## Extracted records
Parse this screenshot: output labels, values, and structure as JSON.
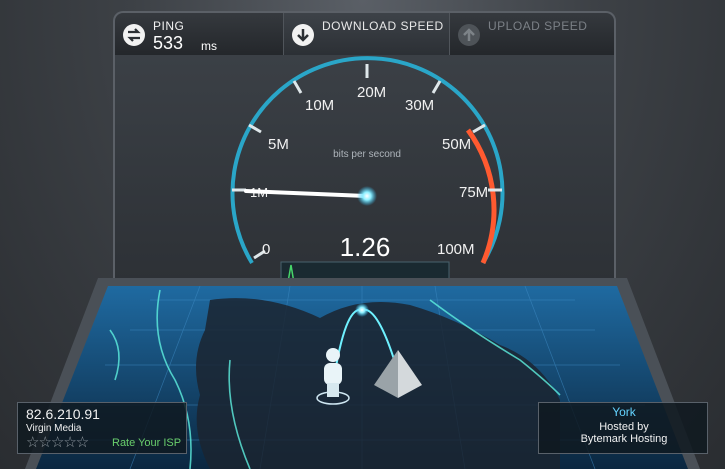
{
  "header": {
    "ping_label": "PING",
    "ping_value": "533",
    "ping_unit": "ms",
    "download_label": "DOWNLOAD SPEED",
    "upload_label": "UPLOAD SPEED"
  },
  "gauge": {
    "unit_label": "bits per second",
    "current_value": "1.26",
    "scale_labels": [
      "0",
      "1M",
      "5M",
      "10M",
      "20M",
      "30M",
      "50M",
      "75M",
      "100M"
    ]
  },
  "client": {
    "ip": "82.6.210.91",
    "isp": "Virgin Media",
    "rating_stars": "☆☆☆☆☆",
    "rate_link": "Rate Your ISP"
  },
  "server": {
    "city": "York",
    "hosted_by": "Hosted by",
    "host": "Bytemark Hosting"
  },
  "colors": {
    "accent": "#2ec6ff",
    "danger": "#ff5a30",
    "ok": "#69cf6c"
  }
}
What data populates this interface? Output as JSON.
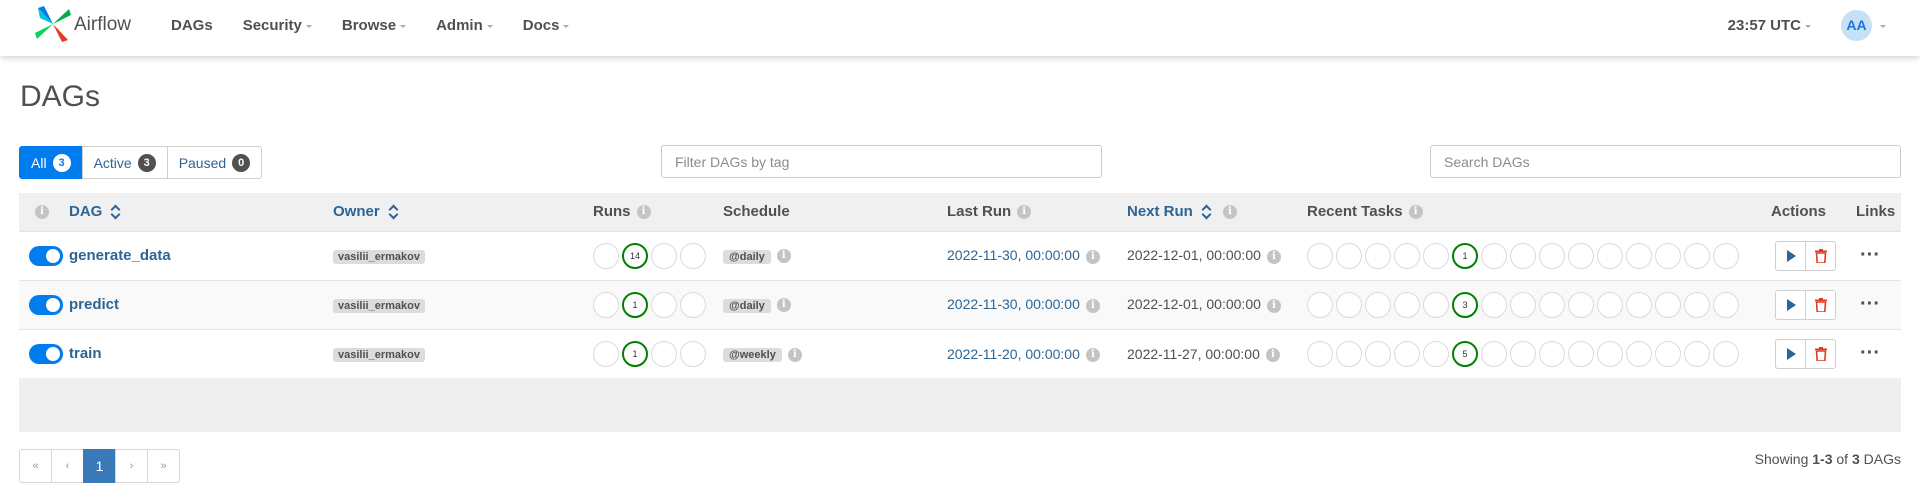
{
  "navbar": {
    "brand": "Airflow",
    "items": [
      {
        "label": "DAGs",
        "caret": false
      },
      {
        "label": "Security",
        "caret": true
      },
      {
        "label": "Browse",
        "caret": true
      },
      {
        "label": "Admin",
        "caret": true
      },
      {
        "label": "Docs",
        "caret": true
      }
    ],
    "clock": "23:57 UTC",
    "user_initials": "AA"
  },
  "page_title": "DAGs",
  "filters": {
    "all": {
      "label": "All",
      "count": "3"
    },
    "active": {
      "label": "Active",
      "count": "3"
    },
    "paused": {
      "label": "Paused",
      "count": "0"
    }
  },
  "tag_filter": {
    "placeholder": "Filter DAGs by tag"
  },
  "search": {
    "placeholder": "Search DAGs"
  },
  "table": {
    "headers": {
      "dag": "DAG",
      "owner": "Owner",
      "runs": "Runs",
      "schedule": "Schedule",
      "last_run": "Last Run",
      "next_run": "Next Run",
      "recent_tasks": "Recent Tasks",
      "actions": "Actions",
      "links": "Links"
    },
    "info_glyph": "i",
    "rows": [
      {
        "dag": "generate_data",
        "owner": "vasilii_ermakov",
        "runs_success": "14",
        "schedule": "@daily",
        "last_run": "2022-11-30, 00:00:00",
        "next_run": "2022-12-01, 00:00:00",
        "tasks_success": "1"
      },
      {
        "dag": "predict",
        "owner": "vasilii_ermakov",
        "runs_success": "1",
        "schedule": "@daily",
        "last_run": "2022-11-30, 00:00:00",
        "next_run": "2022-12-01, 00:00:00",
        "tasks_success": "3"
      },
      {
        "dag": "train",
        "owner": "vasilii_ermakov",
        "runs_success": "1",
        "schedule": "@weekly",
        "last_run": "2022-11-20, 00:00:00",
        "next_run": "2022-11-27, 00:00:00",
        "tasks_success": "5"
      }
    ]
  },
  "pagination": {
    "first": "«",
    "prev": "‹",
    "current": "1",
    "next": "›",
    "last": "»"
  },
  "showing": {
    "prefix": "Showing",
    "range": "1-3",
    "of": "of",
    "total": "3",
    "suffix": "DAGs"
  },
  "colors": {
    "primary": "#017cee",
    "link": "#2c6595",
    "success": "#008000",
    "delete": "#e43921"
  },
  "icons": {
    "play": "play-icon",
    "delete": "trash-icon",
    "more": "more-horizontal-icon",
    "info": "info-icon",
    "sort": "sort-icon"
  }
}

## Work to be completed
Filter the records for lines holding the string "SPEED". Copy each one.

## Exercise result
    "download_label": "DOWNLOAD SPEED",
    "upload_label": "UPLOAD SPEED"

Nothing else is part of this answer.